The use of unpleasant imagery 'children chatter, then scream and fight ' highlights the burn and 'annoyance ' of the children. The use of enjambment, 'Zest and love/ drained out with soapy water ' emphasises the reality of motherhood and that her passion in life is slowly disappearing. Harwood highlights the fact that motherhood could put one into poverty when she says '[she will make] tasty dishes from stale bread. ' This also emphasises the difficult circumstances that she is experiencing. The use of enjambment, 'a pot/ boils over ' creates a discordant tone, making the readers feel there are many domestic duties that are required of mothers at the one time.
They were asked to do specific actions contributing to common stereotypes. The director asks both the young girls and the women to exemplify the actions, “throw like a girl, “run like a girl” and “fight like a girl” (Like a Girl). When the young age group was asked these questions they immediately put forth a great effort. On the other hand, the older age group portrayed each of those actions with a weak effort; confirming the stereotypical idea that women are considered weak. Unfortunately, girls even at a young age, are starting to realize that, “like a girl” sounds like an insult.

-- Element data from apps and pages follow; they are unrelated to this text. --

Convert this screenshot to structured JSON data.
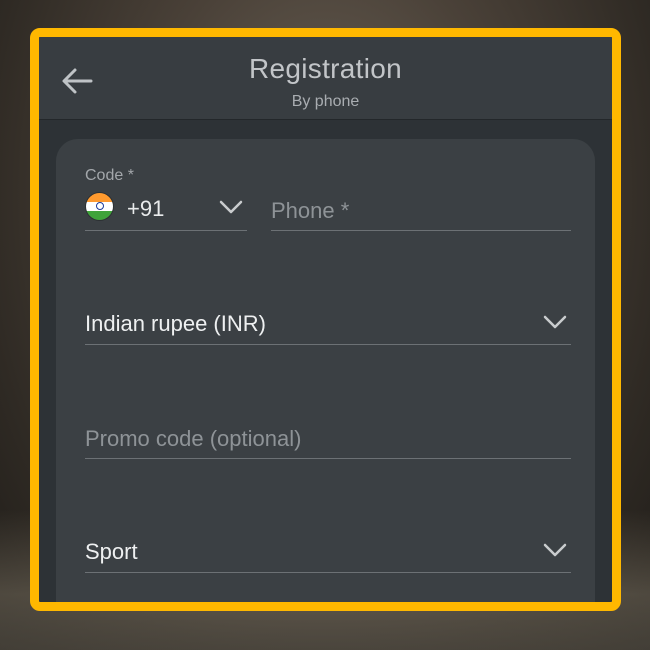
{
  "header": {
    "title": "Registration",
    "subtitle": "By phone"
  },
  "form": {
    "code_label": "Code *",
    "country_code": "+91",
    "flag": "india-flag",
    "phone_placeholder": "Phone *",
    "currency_value": "Indian rupee (INR)",
    "promo_placeholder": "Promo code (optional)",
    "bonus_value": "Sport"
  },
  "icons": {
    "back": "arrow-left-icon",
    "dropdown": "chevron-down-icon"
  },
  "colors": {
    "frame_border": "#ffb800",
    "panel_bg": "#3b4044",
    "header_bg": "#383d41"
  }
}
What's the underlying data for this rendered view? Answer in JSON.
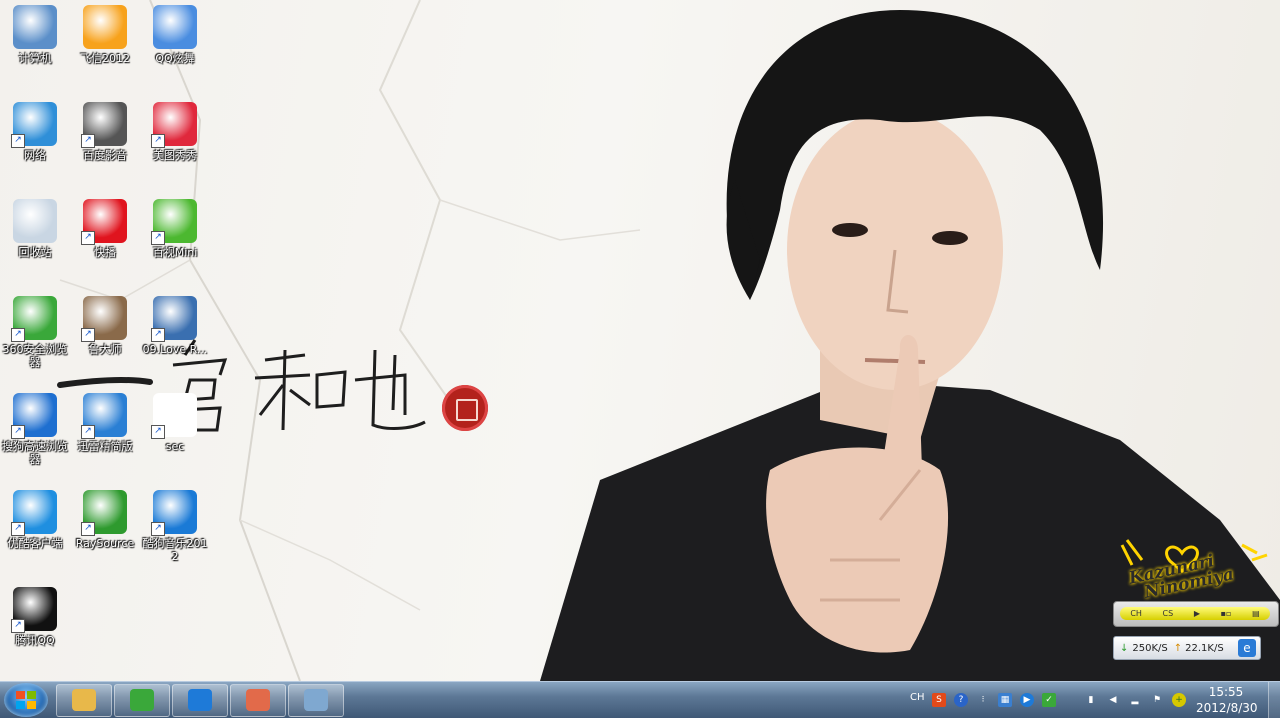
{
  "desktop": {
    "icons": [
      {
        "label": "计算机",
        "icon": "computer-icon",
        "color": "#5b8fc9"
      },
      {
        "label": "飞信2012",
        "icon": "fetion-icon",
        "color": "#f7a21c"
      },
      {
        "label": "QQ炫舞",
        "icon": "qq-dance-icon",
        "color": "#4a8de0"
      },
      {
        "label": "网络",
        "icon": "network-icon",
        "color": "#2f8fd8"
      },
      {
        "label": "百度影音",
        "icon": "baidu-player-icon",
        "color": "#555555"
      },
      {
        "label": "美图秀秀",
        "icon": "meitu-icon",
        "color": "#e0283c"
      },
      {
        "label": "回收站",
        "icon": "recycle-bin-icon",
        "color": "#c9d6e3"
      },
      {
        "label": "快播",
        "icon": "qvod-icon",
        "color": "#e0141e"
      },
      {
        "label": "百视Mini",
        "icon": "media-mini-icon",
        "color": "#4cb830"
      },
      {
        "label": "360安全浏览器",
        "icon": "browser-360-icon",
        "color": "#3aa83a"
      },
      {
        "label": "鲁大师",
        "icon": "ludashi-icon",
        "color": "#8a6a4a"
      },
      {
        "label": "09.Love R...",
        "icon": "rmvb-file-icon",
        "color": "#3a6fb0"
      },
      {
        "label": "搜狗高速浏览器",
        "icon": "sogou-browser-icon",
        "color": "#1e6fd0"
      },
      {
        "label": "迅雷精简版",
        "icon": "thunder-icon",
        "color": "#2a7fd4"
      },
      {
        "label": "sec",
        "icon": "text-file-icon",
        "color": "#ffffff"
      },
      {
        "label": "优酷客户端",
        "icon": "youku-icon",
        "color": "#1f8fe0"
      },
      {
        "label": "RaySource",
        "icon": "raysource-icon",
        "color": "#2e9a2e"
      },
      {
        "label": "酷狗音乐2012",
        "icon": "kugou-icon",
        "color": "#1a7ad6"
      },
      {
        "label": "腾讯QQ",
        "icon": "qq-icon",
        "color": "#111111"
      }
    ]
  },
  "wallpaper": {
    "signature_line1": "Kazunari",
    "signature_line2": "Ninomiya"
  },
  "widgets": {
    "media_bar_buttons": [
      "CH",
      "CS",
      "▶",
      "▪▫",
      "▤"
    ],
    "down_speed": "250K/S",
    "up_speed": "22.1K/S"
  },
  "taskbar": {
    "ime": "CH",
    "pinned": [
      {
        "name": "explorer",
        "icon": "folder-icon",
        "color": "#e8b84a"
      },
      {
        "name": "ie",
        "icon": "ie-icon",
        "color": "#3aa83a"
      },
      {
        "name": "media",
        "icon": "media-player-icon",
        "color": "#1e7ad8"
      },
      {
        "name": "users",
        "icon": "users-icon",
        "color": "#e26a4a"
      },
      {
        "name": "control",
        "icon": "control-panel-icon",
        "color": "#7fa8d0"
      }
    ],
    "time": "15:55",
    "date": "2012/8/30"
  }
}
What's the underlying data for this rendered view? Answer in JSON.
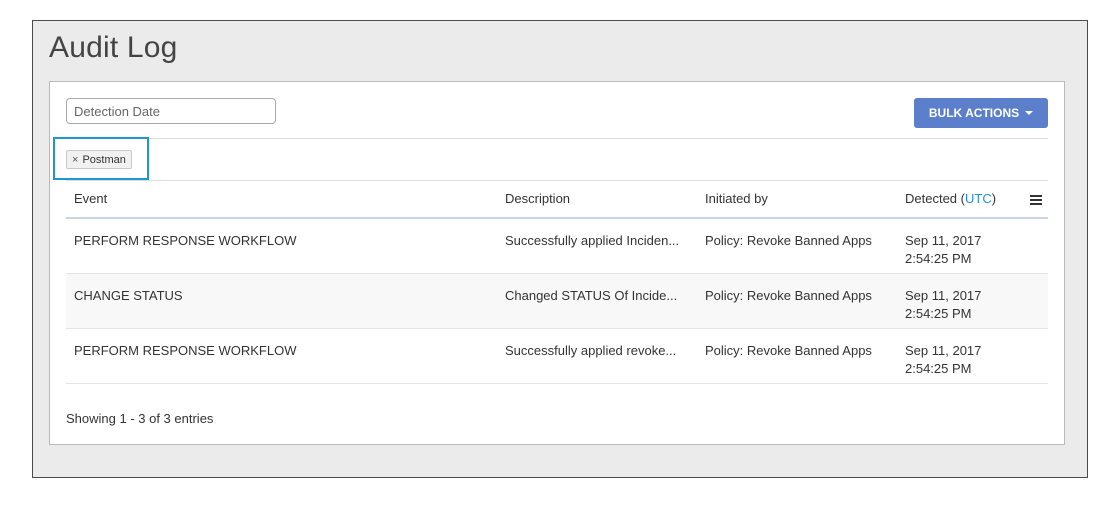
{
  "page": {
    "title": "Audit Log"
  },
  "filters": {
    "date_placeholder": "Detection Date",
    "bulk_actions_label": "BULK ACTIONS",
    "active_chip": "Postman",
    "chip_remove": "×"
  },
  "table": {
    "headers": {
      "event": "Event",
      "description": "Description",
      "initiated_by": "Initiated by",
      "detected": "Detected (",
      "detected_tz": "UTC",
      "detected_close": ")"
    },
    "rows": [
      {
        "event": "PERFORM RESPONSE WORKFLOW",
        "description": "Successfully applied Inciden...",
        "initiated_by": "Policy: Revoke Banned Apps",
        "date": "Sep 11, 2017",
        "time": "2:54:25 PM"
      },
      {
        "event": "CHANGE STATUS",
        "description": "Changed STATUS Of Incide...",
        "initiated_by": "Policy: Revoke Banned Apps",
        "date": "Sep 11, 2017",
        "time": "2:54:25 PM"
      },
      {
        "event": "PERFORM RESPONSE WORKFLOW",
        "description": "Successfully applied revoke...",
        "initiated_by": "Policy: Revoke Banned Apps",
        "date": "Sep 11, 2017",
        "time": "2:54:25 PM"
      }
    ]
  },
  "footer": {
    "entries_text": "Showing 1 - 3 of 3 entries"
  },
  "colors": {
    "accent": "#5b7fcb",
    "highlight": "#1c97cf",
    "link": "#2a8fd0"
  }
}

In all of these stories women were given a negative image because of the standards set for women by society. Women were not respected and often thought of sex objects that are there to make great men fall; this becomes very evident in the literature written during this time. In Beowulf, Grendel’s mother a monster, who is given the qualities of a women and represents women who are not submissive to their husbands. “Grendel’s mother, monstrous hell bride, brooded on her wrongs.”(Beowulf, page 56, lines 58, 59). In this quote Grendel’s mother is described as “monstrous” or in other words evil.